It has been two long and tumultuous months since China went for the jugular against the biggest epidemic in its hundred year history. With over 80,000 cases of Coronavirus infection and over 3,000 fatalities, life hasn’t been normal in these eight weeks since the lockdown of Wuhan, the epicentre of the pandemic, and a few other cities in Hubei province. China then carried out a Herculean task of sanitising and quarantining the rest of the country and not letting the virus spread to its 1.4 billion people.
With our panic-stricken friends flying back to India and our immediate family members worried sick, the temptation was to follow suit. But the call of duty as a working media professional and cancellation of paid leaves urged me to stay put in a megapolis that underwent a pathogen-powered metamorphosis to remain in a state of comatose in the last week of January. Well, my life wasn’t that bad even though I was staring at uncertainties, speculating about many unforeseen situations and fearing the worst when the Coronavirus crackdown brought China to a standstill.
I was swimming in an infinite ocean of uncertainty in the first few days after the January 23 shutdown. But the local administration’s meticulous management of public affairs succoured my spirit. There wasn’t any mandatory home stay in the less-affected Chinese capital and there was no restriction on individual movements within the city in the first week that coincided with the Chinese New Year (CNY) holidays. Most of the shops and restaurants were closed in any case like every Spring Festivals while the combat against Coronavirus forced a temporary closure of many public places, including shopping malls, movie theatres, amusement parks and tourist landmarks. But Beijing’s Brobdingnagian network of public transport and app-based taxi-hailing service DiDi were up and running round the clock for the city’s remaining residents.
A dedicated force of sanitation workers were there round the clock to keep the city squeaky clean and uncontaminated while the neighbourhood committees, comprising the disciplined grassroots cadres of the Communist Party of China (CPC) left no stone unturned to maintain the sanity and sanctity of the order from the top.
China’s gargantuan digital economy and mobile payment system helped us sustain ourselves with a steady flow and abundance of all kinds of daily necessities. All these were aided by an immaculate, decisive and disciplined administration that pulled out all the stops to contain the spread of the infectious contagion and ensured its residents, including the remaining foreigners, a safe and hassle-free stay at home. Face masks, sanitisers and disinfectants did fly off the shelves of the small number of shops which were open in the early days of the Spring Festival holidays. But that didn’t last long as all kinds of essential products were back in stock at most of the convenience stores within a week or so. Thanks to China’s massive manufacturing might, humongous supply chain and ginormous delivery network, I being an archetypal meat eating Bengali, had no problem getting a fair amount of meat, fish (frozen salmon was the only option with most of the local wet markets closed. I was too scared to go to the wet markets as I knew the probable origin of the deadly disease was from Wuhan’s Huanan Seafood Wholesale Market), vegetables, bakery and dairy products.

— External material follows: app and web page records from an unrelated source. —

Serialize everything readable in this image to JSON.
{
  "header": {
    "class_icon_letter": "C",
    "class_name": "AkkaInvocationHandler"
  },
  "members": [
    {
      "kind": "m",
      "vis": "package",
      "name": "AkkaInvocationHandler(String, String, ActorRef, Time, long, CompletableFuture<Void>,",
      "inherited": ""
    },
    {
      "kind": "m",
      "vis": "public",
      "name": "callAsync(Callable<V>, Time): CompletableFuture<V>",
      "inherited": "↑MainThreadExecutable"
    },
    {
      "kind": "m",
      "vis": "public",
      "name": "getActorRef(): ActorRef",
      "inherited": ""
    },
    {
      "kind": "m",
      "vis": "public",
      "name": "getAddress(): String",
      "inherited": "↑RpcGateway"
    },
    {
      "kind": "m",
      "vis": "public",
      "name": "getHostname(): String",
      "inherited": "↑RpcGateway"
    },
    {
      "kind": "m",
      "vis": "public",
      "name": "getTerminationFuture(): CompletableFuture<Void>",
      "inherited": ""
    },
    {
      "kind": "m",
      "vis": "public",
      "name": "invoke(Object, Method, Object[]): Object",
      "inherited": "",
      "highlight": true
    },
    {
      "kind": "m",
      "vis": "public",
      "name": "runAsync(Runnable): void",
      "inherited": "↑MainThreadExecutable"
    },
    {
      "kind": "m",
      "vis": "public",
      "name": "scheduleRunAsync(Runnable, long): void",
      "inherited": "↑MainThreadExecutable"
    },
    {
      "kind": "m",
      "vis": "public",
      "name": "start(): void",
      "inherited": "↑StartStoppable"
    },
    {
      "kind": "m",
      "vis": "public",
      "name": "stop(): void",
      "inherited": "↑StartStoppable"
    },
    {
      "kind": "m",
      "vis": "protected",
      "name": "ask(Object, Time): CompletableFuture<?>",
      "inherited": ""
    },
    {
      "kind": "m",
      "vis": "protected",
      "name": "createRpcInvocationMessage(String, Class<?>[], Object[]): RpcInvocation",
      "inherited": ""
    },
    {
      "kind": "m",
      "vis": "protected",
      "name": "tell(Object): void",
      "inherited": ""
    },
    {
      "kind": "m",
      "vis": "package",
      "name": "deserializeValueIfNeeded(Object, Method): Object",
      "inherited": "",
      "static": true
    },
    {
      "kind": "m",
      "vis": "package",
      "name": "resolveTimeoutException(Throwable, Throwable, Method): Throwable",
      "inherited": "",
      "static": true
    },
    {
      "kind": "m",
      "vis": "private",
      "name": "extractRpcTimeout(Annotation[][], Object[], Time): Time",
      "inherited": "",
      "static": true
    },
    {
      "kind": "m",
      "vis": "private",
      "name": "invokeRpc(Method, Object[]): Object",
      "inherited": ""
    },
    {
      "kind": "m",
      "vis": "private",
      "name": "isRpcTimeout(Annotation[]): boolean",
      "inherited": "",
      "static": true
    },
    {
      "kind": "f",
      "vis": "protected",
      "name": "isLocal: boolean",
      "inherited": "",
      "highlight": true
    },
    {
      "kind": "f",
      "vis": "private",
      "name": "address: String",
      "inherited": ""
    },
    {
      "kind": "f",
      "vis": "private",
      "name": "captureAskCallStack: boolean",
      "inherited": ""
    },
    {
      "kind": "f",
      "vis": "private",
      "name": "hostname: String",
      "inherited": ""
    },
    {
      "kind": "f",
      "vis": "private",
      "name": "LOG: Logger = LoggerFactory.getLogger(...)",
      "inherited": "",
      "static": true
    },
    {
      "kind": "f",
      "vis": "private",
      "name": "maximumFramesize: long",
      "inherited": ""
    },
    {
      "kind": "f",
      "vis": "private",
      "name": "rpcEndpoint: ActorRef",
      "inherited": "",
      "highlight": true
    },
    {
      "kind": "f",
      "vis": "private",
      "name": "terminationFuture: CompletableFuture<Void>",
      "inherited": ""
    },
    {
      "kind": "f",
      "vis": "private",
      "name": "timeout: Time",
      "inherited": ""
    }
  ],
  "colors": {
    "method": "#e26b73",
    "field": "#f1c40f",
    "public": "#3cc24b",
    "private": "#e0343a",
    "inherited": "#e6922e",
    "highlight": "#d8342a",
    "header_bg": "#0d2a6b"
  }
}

No, I didn't have to buy any Darth Vader like super mask with an astronomical price tag, I just grabbed the much-prescribed N95 mask with a steal of a deal. A normal surgical mask, frequently soap-washed hands, my regular non-vegetarian well-done food and maintaining personal hygiene have helped me stay away from the pandemic for over two months now.
At that time, protective face masks became an integrated part of our everyday outdoor clothing. The thermal screening devices held by hazmat suit-clad security personnel were the most common tribes we encountered during our limited outings to fetch daily needs from the handful of convenient stores which were open for a limited period of time each day. For me, it was mostly a walk in the park to go through the uncharacteristically deserted streets and alleys of a megacity of 21 million people as I have acute ochlophobia, fear of crowds.
It wasn’t difficult for me to sustain myself in the Coronavirus-hit Middle Kingdom as I religiously followed the most important and practical World Health Organization (WHO) guidelines like washing hands both at home as well as at work with just soap. I didn’t need to use any hand sanitisers since I spent my days either working in my office or staying home, maintaining the much-needed social distancing.
The most important thing I did was to ignore the so-called life-saving WhatsApp advice by the hundreds of overnight doctors and virologists from the family and social circle, distant relatives, friends, acquaintances and all those round-the-year 'good morning' message-senders. Oh yes, I didn’t dare to experiment with cow urine and many other quirky quick-fix solutions suggested by self-proclaimed spiritual leaders and social media quacks back home. In the end, the two critical months just flew past like a breeze.
(Suvam Pal is a Beijing-based media professional and author)